An amended sexual assault lawsuit against former Chicago Blackhawks assistant coach Brad Aldrich contains new allegations that Aldrich threatened a former player with a souvenir baseball bat before forcing nonconsensual sex, the Chicago Sun-Times reports.
Why it matters: Aldrich, who worked as an assistant high school hockey coach after leaving the Blackhawks, was convicted on criminal sexual conduct charges involving a student in 2013, per AP. The unnamed player sued the team earlier this year, alleging a pattern of inaction that enabled Aldrich to continue his behavior for years and later abuse the student.
Stay on top of the latest market trends and economic insights with Axios Markets. Subscribe for free

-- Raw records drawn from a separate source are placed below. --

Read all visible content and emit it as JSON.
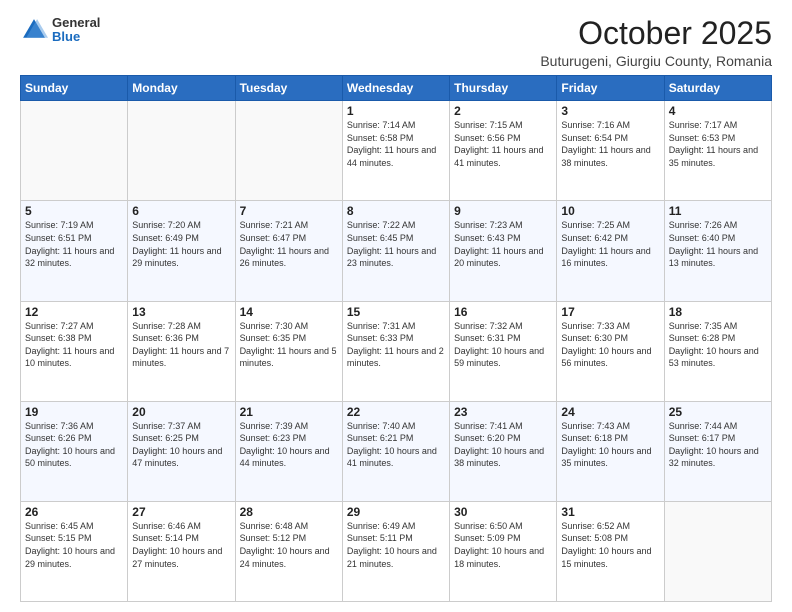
{
  "header": {
    "logo_general": "General",
    "logo_blue": "Blue",
    "title": "October 2025",
    "subtitle": "Buturugeni, Giurgiu County, Romania"
  },
  "days_of_week": [
    "Sunday",
    "Monday",
    "Tuesday",
    "Wednesday",
    "Thursday",
    "Friday",
    "Saturday"
  ],
  "weeks": [
    [
      {
        "day": "",
        "info": ""
      },
      {
        "day": "",
        "info": ""
      },
      {
        "day": "",
        "info": ""
      },
      {
        "day": "1",
        "info": "Sunrise: 7:14 AM\nSunset: 6:58 PM\nDaylight: 11 hours and 44 minutes."
      },
      {
        "day": "2",
        "info": "Sunrise: 7:15 AM\nSunset: 6:56 PM\nDaylight: 11 hours and 41 minutes."
      },
      {
        "day": "3",
        "info": "Sunrise: 7:16 AM\nSunset: 6:54 PM\nDaylight: 11 hours and 38 minutes."
      },
      {
        "day": "4",
        "info": "Sunrise: 7:17 AM\nSunset: 6:53 PM\nDaylight: 11 hours and 35 minutes."
      }
    ],
    [
      {
        "day": "5",
        "info": "Sunrise: 7:19 AM\nSunset: 6:51 PM\nDaylight: 11 hours and 32 minutes."
      },
      {
        "day": "6",
        "info": "Sunrise: 7:20 AM\nSunset: 6:49 PM\nDaylight: 11 hours and 29 minutes."
      },
      {
        "day": "7",
        "info": "Sunrise: 7:21 AM\nSunset: 6:47 PM\nDaylight: 11 hours and 26 minutes."
      },
      {
        "day": "8",
        "info": "Sunrise: 7:22 AM\nSunset: 6:45 PM\nDaylight: 11 hours and 23 minutes."
      },
      {
        "day": "9",
        "info": "Sunrise: 7:23 AM\nSunset: 6:43 PM\nDaylight: 11 hours and 20 minutes."
      },
      {
        "day": "10",
        "info": "Sunrise: 7:25 AM\nSunset: 6:42 PM\nDaylight: 11 hours and 16 minutes."
      },
      {
        "day": "11",
        "info": "Sunrise: 7:26 AM\nSunset: 6:40 PM\nDaylight: 11 hours and 13 minutes."
      }
    ],
    [
      {
        "day": "12",
        "info": "Sunrise: 7:27 AM\nSunset: 6:38 PM\nDaylight: 11 hours and 10 minutes."
      },
      {
        "day": "13",
        "info": "Sunrise: 7:28 AM\nSunset: 6:36 PM\nDaylight: 11 hours and 7 minutes."
      },
      {
        "day": "14",
        "info": "Sunrise: 7:30 AM\nSunset: 6:35 PM\nDaylight: 11 hours and 5 minutes."
      },
      {
        "day": "15",
        "info": "Sunrise: 7:31 AM\nSunset: 6:33 PM\nDaylight: 11 hours and 2 minutes."
      },
      {
        "day": "16",
        "info": "Sunrise: 7:32 AM\nSunset: 6:31 PM\nDaylight: 10 hours and 59 minutes."
      },
      {
        "day": "17",
        "info": "Sunrise: 7:33 AM\nSunset: 6:30 PM\nDaylight: 10 hours and 56 minutes."
      },
      {
        "day": "18",
        "info": "Sunrise: 7:35 AM\nSunset: 6:28 PM\nDaylight: 10 hours and 53 minutes."
      }
    ],
    [
      {
        "day": "19",
        "info": "Sunrise: 7:36 AM\nSunset: 6:26 PM\nDaylight: 10 hours and 50 minutes."
      },
      {
        "day": "20",
        "info": "Sunrise: 7:37 AM\nSunset: 6:25 PM\nDaylight: 10 hours and 47 minutes."
      },
      {
        "day": "21",
        "info": "Sunrise: 7:39 AM\nSunset: 6:23 PM\nDaylight: 10 hours and 44 minutes."
      },
      {
        "day": "22",
        "info": "Sunrise: 7:40 AM\nSunset: 6:21 PM\nDaylight: 10 hours and 41 minutes."
      },
      {
        "day": "23",
        "info": "Sunrise: 7:41 AM\nSunset: 6:20 PM\nDaylight: 10 hours and 38 minutes."
      },
      {
        "day": "24",
        "info": "Sunrise: 7:43 AM\nSunset: 6:18 PM\nDaylight: 10 hours and 35 minutes."
      },
      {
        "day": "25",
        "info": "Sunrise: 7:44 AM\nSunset: 6:17 PM\nDaylight: 10 hours and 32 minutes."
      }
    ],
    [
      {
        "day": "26",
        "info": "Sunrise: 6:45 AM\nSunset: 5:15 PM\nDaylight: 10 hours and 29 minutes."
      },
      {
        "day": "27",
        "info": "Sunrise: 6:46 AM\nSunset: 5:14 PM\nDaylight: 10 hours and 27 minutes."
      },
      {
        "day": "28",
        "info": "Sunrise: 6:48 AM\nSunset: 5:12 PM\nDaylight: 10 hours and 24 minutes."
      },
      {
        "day": "29",
        "info": "Sunrise: 6:49 AM\nSunset: 5:11 PM\nDaylight: 10 hours and 21 minutes."
      },
      {
        "day": "30",
        "info": "Sunrise: 6:50 AM\nSunset: 5:09 PM\nDaylight: 10 hours and 18 minutes."
      },
      {
        "day": "31",
        "info": "Sunrise: 6:52 AM\nSunset: 5:08 PM\nDaylight: 10 hours and 15 minutes."
      },
      {
        "day": "",
        "info": ""
      }
    ]
  ]
}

Details: The amended suit alleges that Aldrich "repeatedly invited young [Blackhawks] interns" to his private apartment, and that team employees "were aware of this behavior and found it to be quite unusual."
In May 2010, the former player — named in the suit as John Doe — was at Aldrich's place for coaching advice when Aldrich turned on pornography and began to masturbate in front of him, the lawsuit alleges.
Brandishing a bat and blocking the only exit from the apartment, Aldrich allegedly threatened the player with financial ruin and a destroyed career if he did not give into Aldrich's demands of nonconsensual sex.
The former player, who is seeking more than $150,000 in damages, also accuses Aldrich of assaulting another unidentified Blackhawks player.
Two Blackhawks players reported Aldrich's misconduct to then-skills coach Paul Vincent in May 2010, according to TSN.
Leadership allegedly took no action.
Meanwhile, other Blackhawks players used homophobic language to repeatedly harass the victim while coaches were present, per the lawsuit.
Worth noting: The former student whom Aldrich was convicted of assaulting filed a separate lawsuit against the Blackhawks in May, claiming the team gave Houghton High School a "positive review and/or employment verification" of Aldrich despite allegations from at least one player.
The student was a hockey player at Houghton when Aldrich sexually assaulted him in 2013.
What they're saying: "Had the Blackhawks accurately reported what had occurred with John Doe 1, then Aldrich would never have been allowed to be in a position where he could molest other people," Susan Loggans, who represents both plaintiffs, told AP.
An attorney for Aldrich told WBEZ that his client denies the allegations.
"The reaction whenever you hear allegations like that are concerning. But my first reaction is, 'Tell me the facts,'" NHL Commissioner Gary Bettman later said in an interview with WBEZ.
The Blackhawks said in a statement to the radio station that the allegations against the team "lack merit." Its media office did not immediately respond to Axios' request for comment.
More from Axios: Sign up to get the latest market trends with Axios Markets. Subscribe for free